2. Determine your purpose – what’s your ask?
It’s also important to establish the purpose of your networking efforts and specifically what you are asking of your contacts, added Kilvert, who moved from a civil service career to launch her first business in 2012, specializing in olive oils and local specialty foods. Are you fundraising for an NGO, seeking mentorship or future collaboration, or promoting your business to prospective clients?
3. Be prepared
“Networking is hugely important and I think we have to be very deliberate about it and we need to be prepared. Think about who you want to know and figure out a way to get there,” Fast said. Before an event, try to get the guest list and go through it to identify the people you want to meet at the event, she suggested. “Google them so you know what they look like. Be prepared with what you want to say to them, with what you want to ask them for.” Another tactic from Kilvert: see if you know someone at the event who can introduce you to someone you want to meet.
4. Be an active listener
The ability to establish and nurture relationships is critical, and active listening is key to making that happen, MacNeil stressed. “People will know if you’re paying attention to what they’ve been saying to you,” rather than just going through the motions.
5. Be a connector and a catalyst
Introduce people to one another to further relationships and agendas. “I love to be a connector – that’s my key focus,” Kilvert said. “I love to go to the person who’s by themselves in the room; we talk a little about who we are and if I see someone in the room I feel would be a valuable connection, I like to introduce them.”
“We want to see our networks help people,” added Pettit: “It’s an iterative process – whom do I know who can not just help me but help others in my network?”
6. Express your authentic self
Respect the dress code but don’t be afraid to express your authentic self to show people who you truly are – by wearing a unique piece of jewelry, for example, Kilvert urged.

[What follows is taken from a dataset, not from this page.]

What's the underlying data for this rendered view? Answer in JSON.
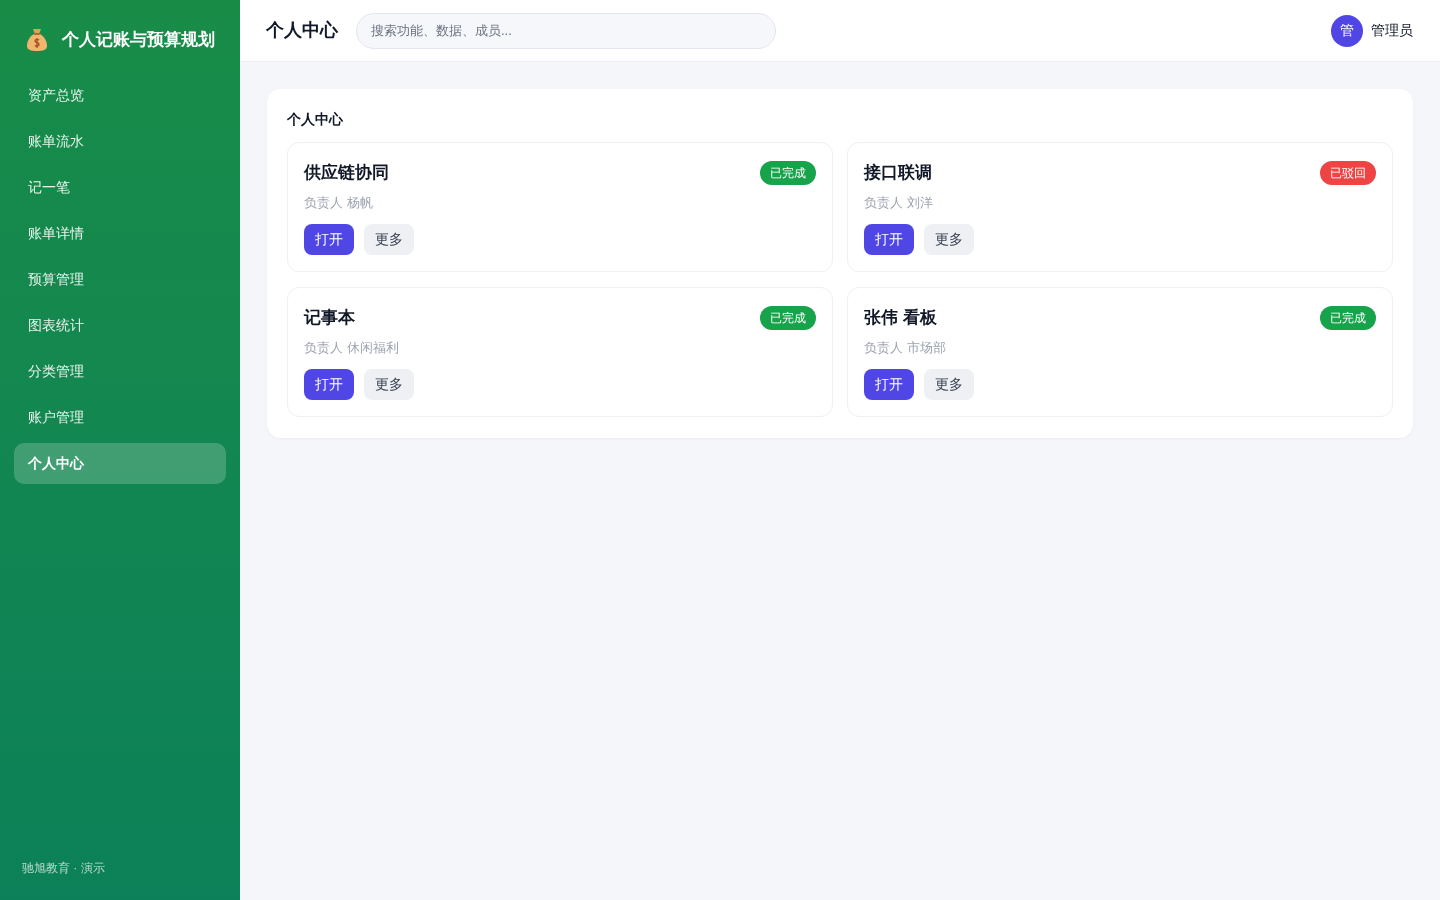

A school ring can be a conversation starter and can build common ground to solidify a relationship, as can shared interests, such as a love of monarch butterflies or your favourite vacation spots.

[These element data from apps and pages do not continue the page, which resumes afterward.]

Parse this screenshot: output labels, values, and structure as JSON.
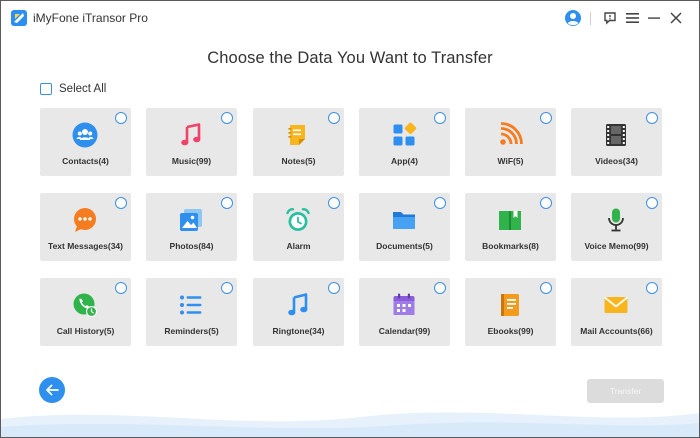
{
  "window": {
    "title": "iMyFone iTransor Pro"
  },
  "heading": "Choose the Data You Want to Transfer",
  "select_all": {
    "label": "Select All",
    "checked": false
  },
  "tiles": [
    {
      "label": "Contacts(4)",
      "icon": "contacts-icon"
    },
    {
      "label": "Music(99)",
      "icon": "music-icon"
    },
    {
      "label": "Notes(5)",
      "icon": "notes-icon"
    },
    {
      "label": "App(4)",
      "icon": "app-icon"
    },
    {
      "label": "WiF(5)",
      "icon": "wifi-icon"
    },
    {
      "label": "Videos(34)",
      "icon": "videos-icon"
    },
    {
      "label": "Text Messages(34)",
      "icon": "text-messages-icon"
    },
    {
      "label": "Photos(84)",
      "icon": "photos-icon"
    },
    {
      "label": "Alarm",
      "icon": "alarm-icon"
    },
    {
      "label": "Documents(5)",
      "icon": "documents-icon"
    },
    {
      "label": "Bookmarks(8)",
      "icon": "bookmarks-icon"
    },
    {
      "label": "Voice Memo(99)",
      "icon": "voice-memo-icon"
    },
    {
      "label": "Call History(5)",
      "icon": "call-history-icon"
    },
    {
      "label": "Reminders(5)",
      "icon": "reminders-icon"
    },
    {
      "label": "Ringtone(34)",
      "icon": "ringtone-icon"
    },
    {
      "label": "Calendar(99)",
      "icon": "calendar-icon"
    },
    {
      "label": "Ebooks(99)",
      "icon": "ebooks-icon"
    },
    {
      "label": "Mail Accounts(66)",
      "icon": "mail-accounts-icon"
    }
  ],
  "footer": {
    "transfer_label": "Transfer",
    "transfer_enabled": false
  },
  "colors": {
    "accent": "#2f8fee",
    "tile_bg": "#e8e8e8",
    "disabled_button": "#dcdcdc"
  }
}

7. Follow up
“Afterwards, follow up with people you’ve met as soon as you can whether it’s an email or on LinkedIn; people have a lot of conversations and it’s that follow up that people remember,” Fast recommended. Building on the active listening – reflect back something they’re interested in with a comment in your follow up. It shows you are truly interested and engaged.
8. Combine face-to-face and social media interaction
All three panelists agreed face-to-face interactions are incredibly important and are their first choice for meetings, while recognizing the complementary value of social media.
“You can’t beat a personal interaction and a personal face-to-face relationship but social media has made it much easier to build on those relationships and even sometimes initiate those relationships,” Fast said.
Social media channels allow you to look up contacts, make an initial contact and keep in touch but it’s important to avoid being “too stalky.” It’s about building common ground and finding an appropriate balance.
At the same time, it’s ok to share some personal details on your social networks. “I like doing that because folks see that it is possible in my realm to make it into a senior position in the federal government and still be very active and involved in your children’s lives. I think that’s healthy for women to see that other women can be moms and they can be leaders,” MacNeil said.
Effective networking is ideally a two-pronged approach, observed Bax. The first is a very deliberate approach used to achieve an objective. The second is advancing social capital, an intergenerational approach. “If you want to grow old well, you need young people, people of the same age and older people. The same thing goes for networking.”
The third Women for Nature Community of Practice Webinar – Lessons Learned – takes place Aug. 8 at 12 noon.
Also see our blog post about leading with confidence: Women in Leadership: 7 Qualities to Cultivate